*Activity*
When you spot the word "namefile" in a line of the data below, copy that line.
-=-=-=-=-
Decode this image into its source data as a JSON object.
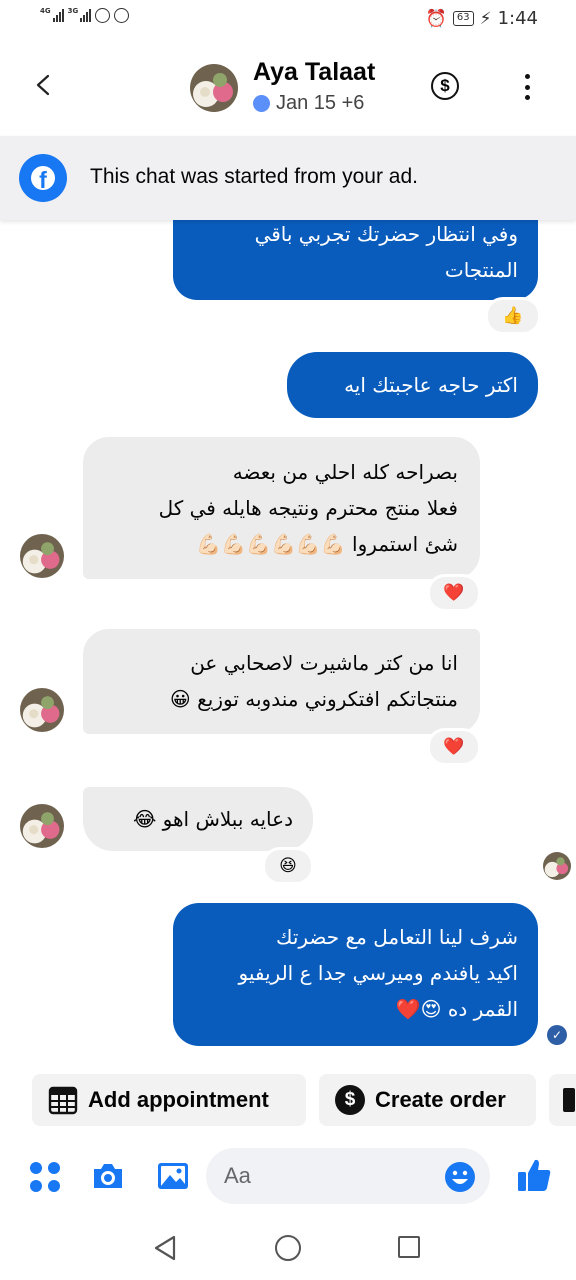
{
  "status_bar": {
    "net1": "4G",
    "net2": "3G",
    "battery": "63",
    "time": "1:44"
  },
  "header": {
    "contact_name": "Aya Talaat",
    "last_active": "Jan 15 +6"
  },
  "banner": {
    "text": "This chat was started from your ad."
  },
  "messages": [
    {
      "direction": "outgoing",
      "text": "وفي انتظار حضرتك تجربي باقي\nالمنتجات",
      "reaction": "👍"
    },
    {
      "direction": "outgoing",
      "text": "اكتر حاجه عاجبتك ايه"
    },
    {
      "direction": "incoming",
      "text": "بصراحه كله احلي من بعضه\nفعلا منتج محترم ونتيجه هايله في كل\nشئ  استمروا 💪🏻💪🏻💪🏻💪🏻💪🏻💪🏻",
      "reaction": "❤️"
    },
    {
      "direction": "incoming",
      "text": "انا من كتر ماشيرت لاصحابي عن\nمنتجاتكم افتكروني مندوبه توزيع 😀",
      "reaction": "❤️"
    },
    {
      "direction": "incoming",
      "text": "دعايه ببلاش اهو 😂",
      "reaction": "😆"
    },
    {
      "direction": "outgoing",
      "text": "شرف لينا التعامل مع حضرتك\nاكيد يافندم وميرسي جدا ع الريفيو\nالقمر ده 😍❤️"
    }
  ],
  "actions": {
    "add_appointment": "Add appointment",
    "create_order": "Create order"
  },
  "composer": {
    "placeholder": "Aa"
  },
  "icons": {
    "header": [
      "back-arrow-icon",
      "dollar-icon",
      "more-icon"
    ],
    "composer": [
      "apps-icon",
      "camera-icon",
      "gallery-icon",
      "emoji-icon",
      "like-icon"
    ],
    "nav": [
      "nav-back-icon",
      "nav-home-icon",
      "nav-recents-icon"
    ]
  },
  "colors": {
    "accent": "#1877f2",
    "outgoing_bubble": "#0a5cbc",
    "incoming_bubble": "#ececec",
    "banner_bg": "#f0f0f2"
  }
}
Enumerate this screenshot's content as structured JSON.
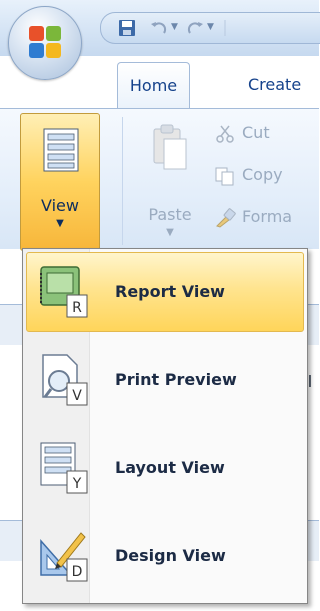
{
  "tabs": {
    "home": "Home",
    "create": "Create"
  },
  "ribbon": {
    "view_label": "View",
    "paste_label": "Paste",
    "cut_label": "Cut",
    "copy_label": "Copy",
    "format_label": "Forma"
  },
  "menu": {
    "items": [
      {
        "label": "Report View",
        "icon_letter": "R",
        "icon": "report-view-icon",
        "highlighted": true
      },
      {
        "label": "Print Preview",
        "icon_letter": "V",
        "icon": "print-preview-icon",
        "highlighted": false
      },
      {
        "label": "Layout View",
        "icon_letter": "Y",
        "icon": "layout-view-icon",
        "highlighted": false
      },
      {
        "label": "Design View",
        "icon_letter": "D",
        "icon": "design-view-icon",
        "highlighted": false
      }
    ]
  },
  "background": {
    "partial_text": "ol"
  },
  "colors": {
    "accent": "#ffd55a",
    "text": "#15428b"
  }
}
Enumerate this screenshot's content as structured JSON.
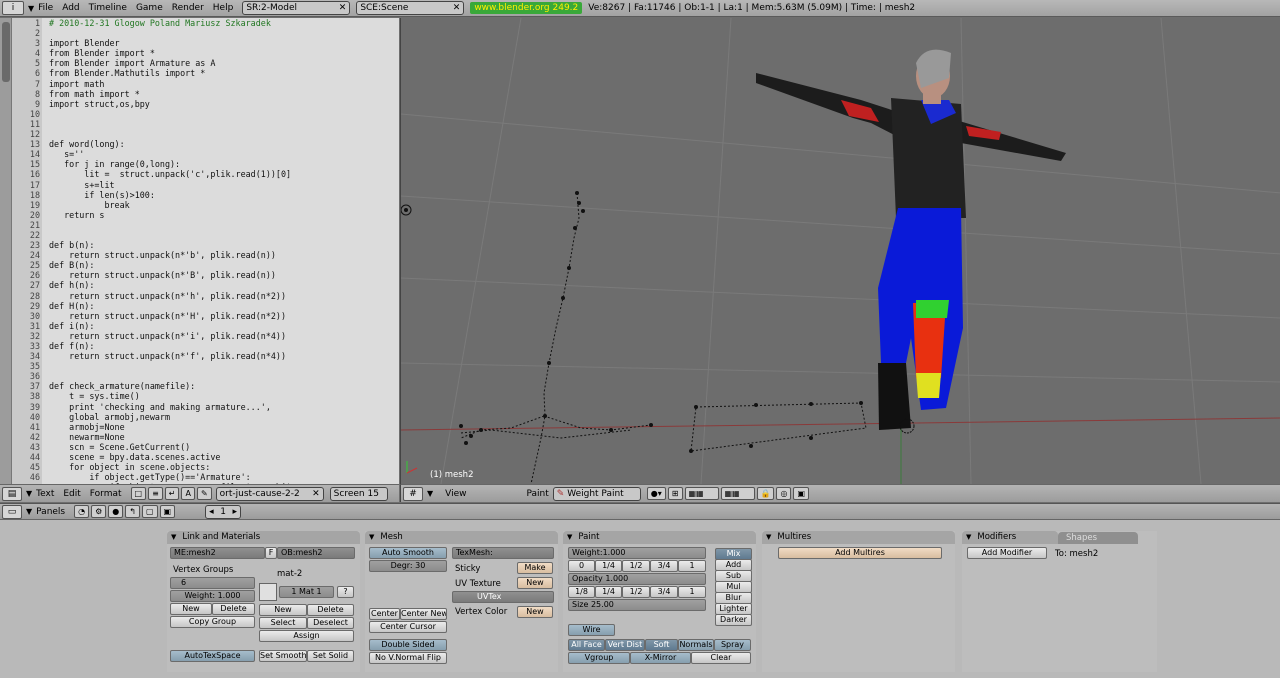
{
  "top": {
    "menus": [
      "File",
      "Add",
      "Timeline",
      "Game",
      "Render",
      "Help"
    ],
    "screen": "SR:2-Model",
    "scene": "SCE:Scene",
    "url": "www.blender.org 249.2",
    "stats": "Ve:8267 | Fa:11746 | Ob:1-1 | La:1  | Mem:5.63M (5.09M)  | Time: | mesh2"
  },
  "text_editor": {
    "line_numbers": [
      "1",
      "2",
      "3",
      "4",
      "5",
      "6",
      "7",
      "8",
      "9",
      "10",
      "11",
      "12",
      "13",
      "14",
      "15",
      "16",
      "17",
      "18",
      "19",
      "20",
      "21",
      "22",
      "23",
      "24",
      "25",
      "26",
      "27",
      "28",
      "29",
      "30",
      "31",
      "32",
      "33",
      "34",
      "35",
      "36",
      "37",
      "38",
      "39",
      "40",
      "41",
      "42",
      "43",
      "44",
      "45",
      "46"
    ],
    "lines": [
      "# 2010-12-31 Glogow Poland Mariusz Szkaradek",
      "",
      "import Blender",
      "from Blender import *",
      "from Blender import Armature as A",
      "from Blender.Mathutils import *",
      "import math",
      "from math import *",
      "import struct,os,bpy",
      "",
      "",
      "",
      "def word(long):",
      "   s=''",
      "   for j in range(0,long):",
      "       lit =  struct.unpack('c',plik.read(1))[0]",
      "       s+=lit",
      "       if len(s)>100:",
      "           break",
      "   return s",
      "",
      "",
      "def b(n):",
      "    return struct.unpack(n*'b', plik.read(n))",
      "def B(n):",
      "    return struct.unpack(n*'B', plik.read(n))",
      "def h(n):",
      "    return struct.unpack(n*'h', plik.read(n*2))",
      "def H(n):",
      "    return struct.unpack(n*'H', plik.read(n*2))",
      "def i(n):",
      "    return struct.unpack(n*'i', plik.read(n*4))",
      "def f(n):",
      "    return struct.unpack(n*'f', plik.read(n*4))",
      "",
      "",
      "def check_armature(namefile):",
      "    t = sys.time()",
      "    print 'checking and making armature...',",
      "    global armobj,newarm",
      "    armobj=None",
      "    newarm=None",
      "    scn = Scene.GetCurrent()",
      "    scene = bpy.data.scenes.active",
      "    for object in scene.objects:",
      "        if object.getType()=='Armature':",
      "            if object.name == namefile+'-armobj':"
    ],
    "header": {
      "menus": [
        "Text",
        "Edit",
        "Format"
      ],
      "text_name": "ort-just-cause-2-2",
      "font": "Screen 15"
    }
  },
  "viewport": {
    "object_label": "(1) mesh2",
    "header": {
      "view": "View",
      "paint": "Paint",
      "mode": "Weight Paint"
    }
  },
  "buttons_header": {
    "panels": "Panels",
    "frame": "1"
  },
  "link_materials": {
    "title": "Link and Materials",
    "me": "ME:mesh2",
    "f": "F",
    "ob": "OB:mesh2",
    "vgroups": "Vertex Groups",
    "vg_value": "6",
    "weight": "Weight: 1.000",
    "new": "New",
    "delete": "Delete",
    "copy_group": "Copy Group",
    "mat": "mat-2",
    "mat_sel": "1 Mat 1",
    "q": "?",
    "new2": "New",
    "delete2": "Delete",
    "select": "Select",
    "deselect": "Deselect",
    "assign": "Assign",
    "autotex": "AutoTexSpace",
    "set_smooth": "Set Smooth",
    "set_solid": "Set Solid"
  },
  "mesh": {
    "title": "Mesh",
    "auto_smooth": "Auto Smooth",
    "degr": "Degr: 30",
    "texmesh": "TexMesh:",
    "sticky": "Sticky",
    "make": "Make",
    "uvtex_lbl": "UV Texture",
    "new": "New",
    "uvtex": "UVTex",
    "vcol": "Vertex Color",
    "new2": "New",
    "center": "Center",
    "center_new": "Center New",
    "center_cursor": "Center Cursor",
    "double_sided": "Double Sided",
    "no_vnormal": "No V.Normal Flip"
  },
  "paint": {
    "title": "Paint",
    "weight": "Weight:1.000",
    "w": [
      "0",
      "1/4",
      "1/2",
      "3/4",
      "1"
    ],
    "opacity": "Opacity 1.000",
    "o": [
      "1/8",
      "1/4",
      "1/2",
      "3/4",
      "1"
    ],
    "size": "Size 25.00",
    "modes": [
      "Mix",
      "Add",
      "Sub",
      "Mul",
      "Blur",
      "Lighter",
      "Darker"
    ],
    "wire": "Wire",
    "all_face": "All Face",
    "vert_dist": "Vert Dist",
    "soft": "Soft",
    "normals": "Normals",
    "spray": "Spray",
    "vgroup": "Vgroup",
    "xmirror": "X-Mirror",
    "clear": "Clear"
  },
  "multires": {
    "title": "Multires",
    "add": "Add Multires"
  },
  "modifiers": {
    "tab1": "Modifiers",
    "tab2": "Shapes",
    "add": "Add Modifier",
    "to": "To: mesh2"
  }
}
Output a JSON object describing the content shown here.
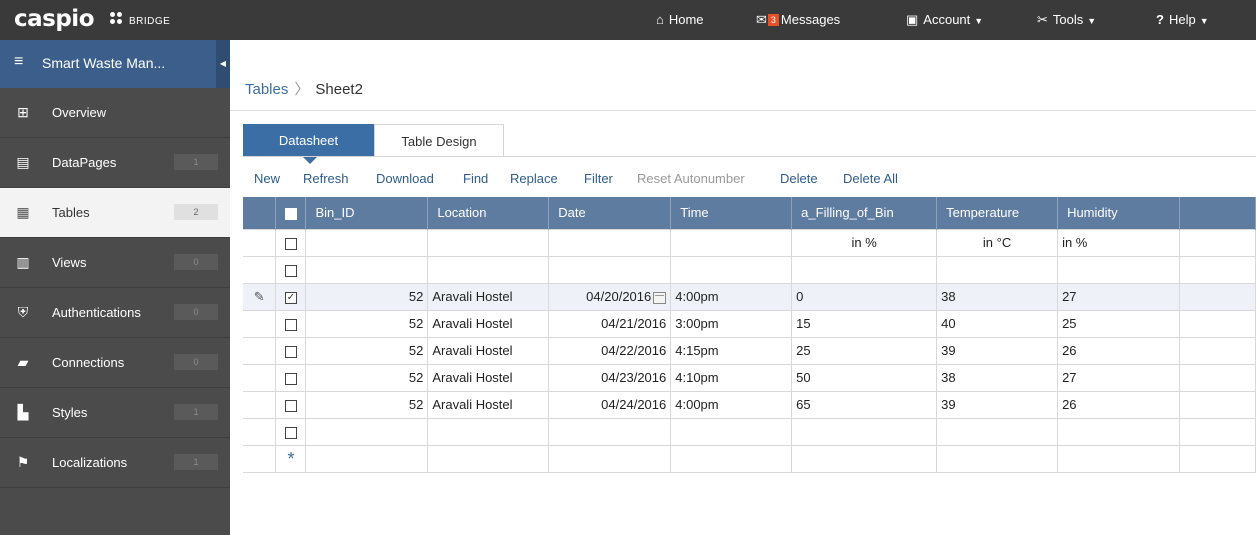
{
  "topbar": {
    "logo": "caspio",
    "logo_sub": "BRIDGE",
    "home": "Home",
    "messages_count": "3",
    "messages": "Messages",
    "account": "Account",
    "tools": "Tools",
    "help": "Help"
  },
  "sidebar": {
    "app_title": "Smart Waste Man...",
    "items": [
      {
        "label": "Overview",
        "count": ""
      },
      {
        "label": "DataPages",
        "count": "1"
      },
      {
        "label": "Tables",
        "count": "2"
      },
      {
        "label": "Views",
        "count": "0"
      },
      {
        "label": "Authentications",
        "count": "0"
      },
      {
        "label": "Connections",
        "count": "0"
      },
      {
        "label": "Styles",
        "count": "1"
      },
      {
        "label": "Localizations",
        "count": "1"
      }
    ]
  },
  "breadcrumb": {
    "parent": "Tables",
    "current": "Sheet2"
  },
  "tabs": {
    "datasheet": "Datasheet",
    "table_design": "Table Design"
  },
  "actions": [
    "New",
    "Refresh",
    "Download",
    "Find",
    "Replace",
    "Filter",
    "Reset Autonumber",
    "Delete",
    "Delete All"
  ],
  "columns": [
    "Bin_ID",
    "Location",
    "Date",
    "Time",
    "a_Filling_of_Bin",
    "Temperature",
    "Humidity"
  ],
  "units": {
    "filling": "in %",
    "temperature": "in °C",
    "humidity": "in %"
  },
  "rows": [
    {
      "bin_id": "52",
      "location": "Aravali Hostel",
      "date": "04/20/2016",
      "time": "4:00pm",
      "filling": "0",
      "temperature": "38",
      "humidity": "27"
    },
    {
      "bin_id": "52",
      "location": "Aravali Hostel",
      "date": "04/21/2016",
      "time": "3:00pm",
      "filling": "15",
      "temperature": "40",
      "humidity": "25"
    },
    {
      "bin_id": "52",
      "location": "Aravali Hostel",
      "date": "04/22/2016",
      "time": "4:15pm",
      "filling": "25",
      "temperature": "39",
      "humidity": "26"
    },
    {
      "bin_id": "52",
      "location": "Aravali Hostel",
      "date": "04/23/2016",
      "time": "4:10pm",
      "filling": "50",
      "temperature": "38",
      "humidity": "27"
    },
    {
      "bin_id": "52",
      "location": "Aravali Hostel",
      "date": "04/24/2016",
      "time": "4:00pm",
      "filling": "65",
      "temperature": "39",
      "humidity": "26"
    }
  ],
  "colors": {
    "topbar": "#3a3a3a",
    "sidebar": "#4b4b4b",
    "accent": "#3b6ea5",
    "header": "#5e7ba0",
    "badge": "#e8502a"
  }
}
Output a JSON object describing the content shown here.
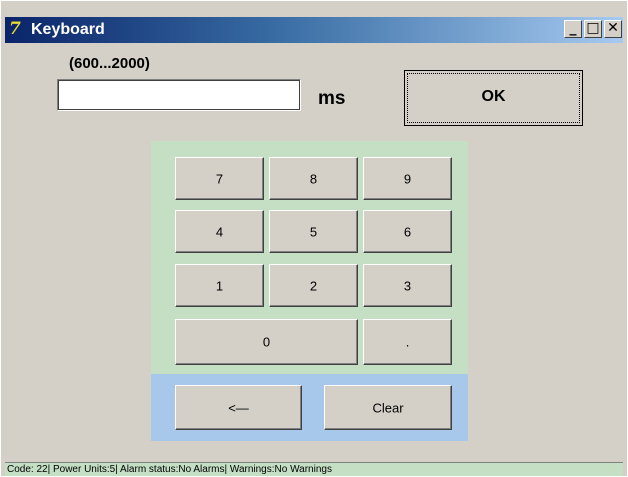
{
  "window": {
    "title": "Keyboard",
    "icon": "app-logo-icon",
    "icon_glyph": "7",
    "controls": {
      "minimize": "_",
      "maximize": "□",
      "close": "✕"
    }
  },
  "input": {
    "range_label": "(600...2000)",
    "value": "",
    "unit": "ms"
  },
  "ok_label": "OK",
  "keypad": {
    "keys": [
      "7",
      "8",
      "9",
      "4",
      "5",
      "6",
      "1",
      "2",
      "3",
      "0",
      "."
    ]
  },
  "actions": {
    "backspace_label": "<—",
    "clear_label": "Clear"
  },
  "status": {
    "text": "Code: 22| Power Units:5| Alarm status:No Alarms| Warnings:No Warnings"
  },
  "colors": {
    "titlebar": "#0a246a",
    "numpad_bg": "#c4dfc4",
    "actionpad_bg": "#a7c8ea",
    "window_bg": "#d4d0c8"
  }
}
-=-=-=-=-
*The completed task*
      "def check_armature(namefile):",
      "            if object.name == namefile+'-armobj':"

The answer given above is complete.